The CGC test requires the dog to know these cues: sit, down, stay, come, and heel. Clicker training those cues is covered in the articles section and in the training videos section of this website.
In addition, it is very important that the dog knows the ‘leave it‘ cue. In a hospital environment, a dog is likely to find things on the floor that can really hurt him (such as pills, medicine, etc) so you want to make sure your dog’s ‘leave it’ cue is solid.
The next thing you should do, is train your dog to touch and accept objects that he/she may encounter during therapy work. For example, teaching the dog names of objects and teaching him/her to touch them with his/her nose is a good start. Teach your dog to touch crutches, wheelchairs, canes, walkers, hospital beds, etc.
Perhaps the most important aspect of therapy dogs is proper socialization. Socialization refers to a process by which the dog learns to accept and trust various objects, sounds, people, dogs, cats, other animals, etc. Socialization is usually mentioned in relation to puppy training. During a sensitive period called the socialization period or stage, the puppy needs to be exposed to as many stimuli and have pleasurable experiences during those exposures. This will ensure trust, and lack of fear later in life. In my online book “The Puppy Well-Being Training System” you can find a detailed section about socialization.
In addition to regular socialization, therapy dogs need a more specific type of socialization. Therapy dogs need to learn to be around hospital noises, hospital equipment, various types of people with different gaits, unusual gaits, limping, impaired speech, etc. This can be accomplished in the same manner we teach our dogs to accept anything. We use classical conditioning to associate between the stimulus (for example: a person with a limp) to a reward (for example – food).
Appendix B in the Puppy Well Being Training System Manual provides a socialization table that can assist you in keeping track of the socialization process and making sure you follow it correctly. Although the ages in the table relate to puppies, you can easily change the ages and use it for your older dog training.

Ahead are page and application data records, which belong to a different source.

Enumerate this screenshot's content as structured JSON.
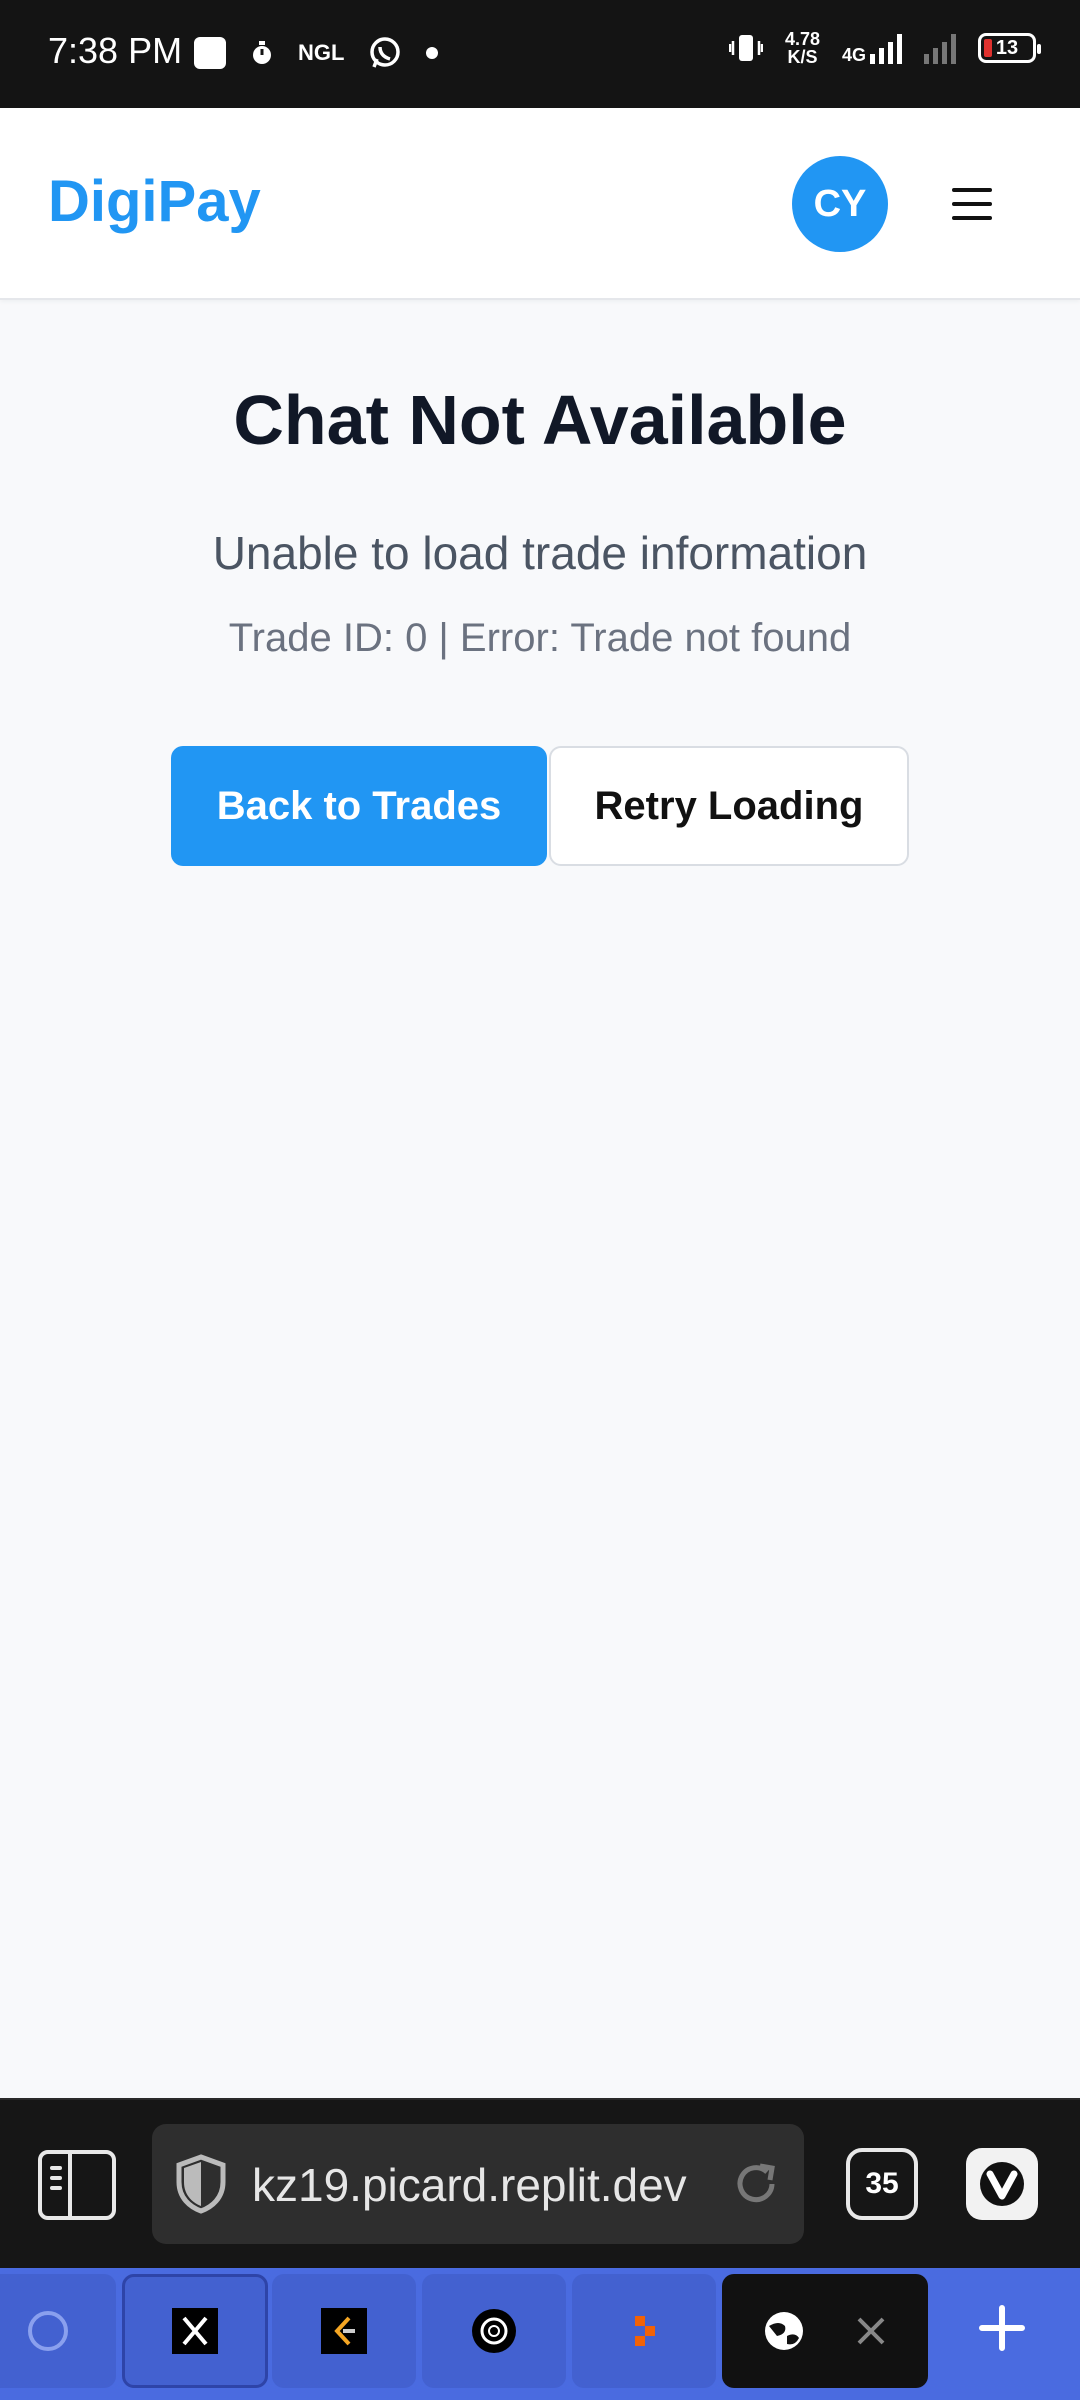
{
  "status_bar": {
    "time": "7:38 PM",
    "network_speed": "4.78",
    "network_unit": "K/S",
    "network_type": "4G",
    "battery": "13",
    "notification_icons": [
      "square-icon",
      "stopwatch-icon",
      "ngl-icon",
      "whatsapp-icon",
      "dot-icon"
    ]
  },
  "header": {
    "brand": "DigiPay",
    "avatar_initials": "CY",
    "brand_color": "#2196f3"
  },
  "main": {
    "title": "Chat Not Available",
    "subtitle": "Unable to load trade information",
    "detail": "Trade ID: 0 | Error: Trade not found",
    "primary_button": "Back to Trades",
    "secondary_button": "Retry Loading"
  },
  "browser": {
    "url": "kz19.picard.replit.dev",
    "tab_count": "35",
    "tabs": [
      {
        "icon": "globe-icon"
      },
      {
        "icon": "x-logo-icon",
        "active": true
      },
      {
        "icon": "leetcode-icon"
      },
      {
        "icon": "openai-icon"
      },
      {
        "icon": "replit-icon"
      },
      {
        "icon": "globe-icon",
        "current": true
      }
    ]
  }
}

Accepting Human Handling
In direct continuation to socialization comes handling. A therapy dog must learn to accept various types of human handling – A dog should stand or sit calmly while he/she is being handled in her mouth, ears, legs, nails, tail, etc. Basically, a therapy dog should be able to tolerate anything the groomer will do or that a vet will do during a check-up. Teaching a dog to accept handling is done by classical conditioning. We associate human touch and handling with good things. The Puppy Well Being Training System manual has a detailed handling section and you would be wise to read it.
Watch a video that demonstrates the handling process
Dog tricks can be a great way to break the ice and to put a smile on someone’s face. Tricks are very welcomed but it is important to train tricks that do not require the dog to touch a patient. Many people you will work with can be injured very easily from the dog’s paw, nail, or muzzle. Concentrate on teaching tricks that the dog does on its own.
Using clicker training is probably the best way to teach many tricks to a dog. When it comes to tricks, the sky is the limit and it is only your imagination that limits the number of tricks you can teach your dog.
If you have any ideas for tricks, please email me and I will post them in a new therapy dog tricks section.